For the above reasons, the petition for review is GRANTED and the case is REMANDED to allow proceedings consistent with this opinion.
Specifically, she noted that in May 2000 indigenous Fijian rebels took over the government and engaged in violence against ethnic Indo-Fijians, such as Waggoner. If the BIA concluded Waggoner was not entitled to relief on her waivers, she requested that the case be remanded to the IJ to allow her to apply for asylum and withholding of deportation
Waggoner takes pains to explain that she does not concede that she entered the marriage in bad faith. She asserts she entered into the marriage in good faith but that there was a lack of evidence to prove the marriage "bona fide."
One commentator has reported that the Eighth Circuit held a good faith marriage is necessary to be eligible for the extreme hardship waiver. Ann Gallagher, 2 Immigration Law Serv.2d § 7:224 (West 2007) (discussingNyonzele v. INS, 83 F.3d 975 (8th Cir.1996)). In Nyonzele, the Eighth Circuit addressed a petitioner's contention that the Attorney General had erred in denying a waiver of the joint petition requirement pursuant to section 1186a(c)(4). 83 F.3d at 979-81. The Eighth Circuit discusses the hardship waiver statute as a whole and does not treat the three subsections of the statute as separate grounds for a waiver. Indeed, the only time the phrase "extreme hardship" occurs in the opinion is in a footnote that sets forth the statute. Id. at 979 n. 2. In any event, the petitioner did not raise the argument that a good faith marriage was unnecessary to be eligible for an extreme hardship waiver. Instead, he argued that the Attorney General abused his discretion in concluding that the marriage was not entered into in good faith. Although the issue at bar was not joined in Nyonzele, the Eighth Circuit was aware of the Velazquez opinion in that it cited Velazquez as "offering an overview of the operation of § 1186a." 83 F.3d at 979.
Additionally, section 1186a(b)(1) provides that if, prior to the expiration of the two-year period of conditional status, the Attorney General determines that the marriage was for the purpose of gaining admission as an immigrant, the alien's permanent resident status shall be terminated. Although, unlike sections 1186a(c)(3)(A) and 1186a(d)(1)(A)(i), this provision is independent of the petition and interview requirements. We do not believe that it amends the unambiguous language of the hardship waiver provision. In any event, it appears that section 1186a(b)(1) is inapplicable to Waggoner in that the former INS did not terminate her conditional resident status until after the expiration of the two-year period
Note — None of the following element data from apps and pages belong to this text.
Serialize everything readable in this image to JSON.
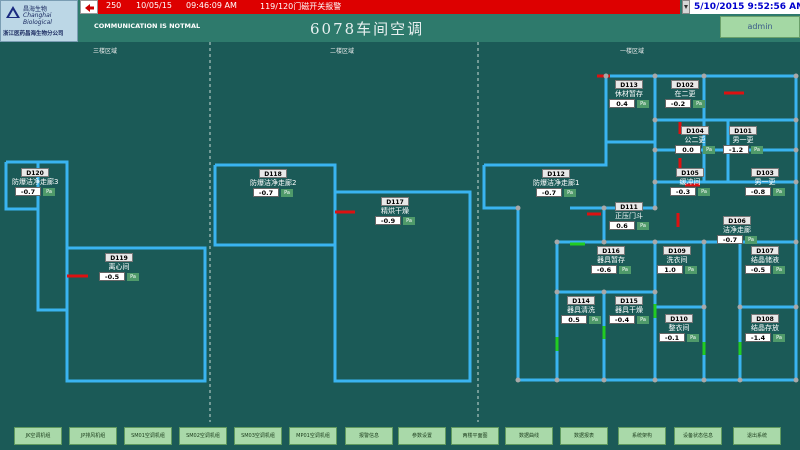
{
  "header": {
    "logo_cn": "昌海生物",
    "logo_en": "Changhai Biological",
    "logo_sub": "浙江医药昌海生物分公司",
    "alarm": {
      "count": "250",
      "date": "10/05/15",
      "time": "09:46:09 AM",
      "message": "119/120门磁开关报警"
    },
    "datetime": "5/10/2015 9:52:56 AM",
    "comm_status": "COMMUNICATION IS NOTMAL",
    "title": "6078车间空调",
    "user": "admin"
  },
  "zones": [
    "三楼区域",
    "二楼区域",
    "一楼区域"
  ],
  "unit": "Pa",
  "rooms": [
    {
      "id": "D120",
      "name": "防爆洁净走廊3",
      "value": "-0.7"
    },
    {
      "id": "D119",
      "name": "离心间",
      "value": "-0.5"
    },
    {
      "id": "D118",
      "name": "防爆洁净走廊2",
      "value": "-0.7"
    },
    {
      "id": "D117",
      "name": "精烘干燥",
      "value": "-0.9"
    },
    {
      "id": "D112",
      "name": "防爆洁净走廊1",
      "value": "-0.7"
    },
    {
      "id": "D113",
      "name": "休材暂存",
      "value": "0.4"
    },
    {
      "id": "D102",
      "name": "在二更",
      "value": "-0.2"
    },
    {
      "id": "D104",
      "name": "公二更",
      "value": "0.0"
    },
    {
      "id": "D101",
      "name": "男一更",
      "value": "-1.2"
    },
    {
      "id": "D105",
      "name": "缓冲间",
      "value": "-0.3"
    },
    {
      "id": "D103",
      "name": "男一更",
      "value": "-0.8"
    },
    {
      "id": "D111",
      "name": "正压门斗",
      "value": "0.6"
    },
    {
      "id": "D106",
      "name": "洁净走廊",
      "value": "-0.7"
    },
    {
      "id": "D116",
      "name": "器具暂存",
      "value": "-0.6"
    },
    {
      "id": "D109",
      "name": "洗衣间",
      "value": "1.0"
    },
    {
      "id": "D107",
      "name": "结晶储液",
      "value": "-0.5"
    },
    {
      "id": "D114",
      "name": "器具清洗",
      "value": "0.5"
    },
    {
      "id": "D115",
      "name": "器具干燥",
      "value": "-0.4"
    },
    {
      "id": "D110",
      "name": "整衣间",
      "value": "-0.1"
    },
    {
      "id": "D108",
      "name": "结晶存放",
      "value": "-1.4"
    }
  ],
  "nav": [
    "JK空调机组",
    "JP排风机组",
    "SM01空调机组",
    "SM02空调机组",
    "SM03空调机组",
    "MP01空调机组",
    "报警信息",
    "参数设置",
    "两楼平面图",
    "数据曲线",
    "数据报表",
    "系统架构",
    "设备状态信息",
    "退出系统"
  ],
  "colors": {
    "background": "#1b5a57",
    "wall": "#3ab4f0",
    "door_red": "#dd1111",
    "door_green": "#22cc22",
    "alarm": "#dd0000",
    "user_box": "#a4d8a4",
    "nav_button": "#a9d9a9"
  }
}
Section 1229b(b)(1) allows the Attorney General to cancel removal and adjust status from deportable to lawful permanent residence when, among other things, it would result in exceptional and extremely unusual hardship to the alien's family member who is a citizen or lawful permanent resident. Section 1229b(b)(2) allows the Attorney General to cancel removal and adjust status of an alien from deportable to lawful permanent resident if the alien demonstrates that he or she has been battered or subjected to extreme cruelty by a spouse or parent who is a citizen or lawful permanent resident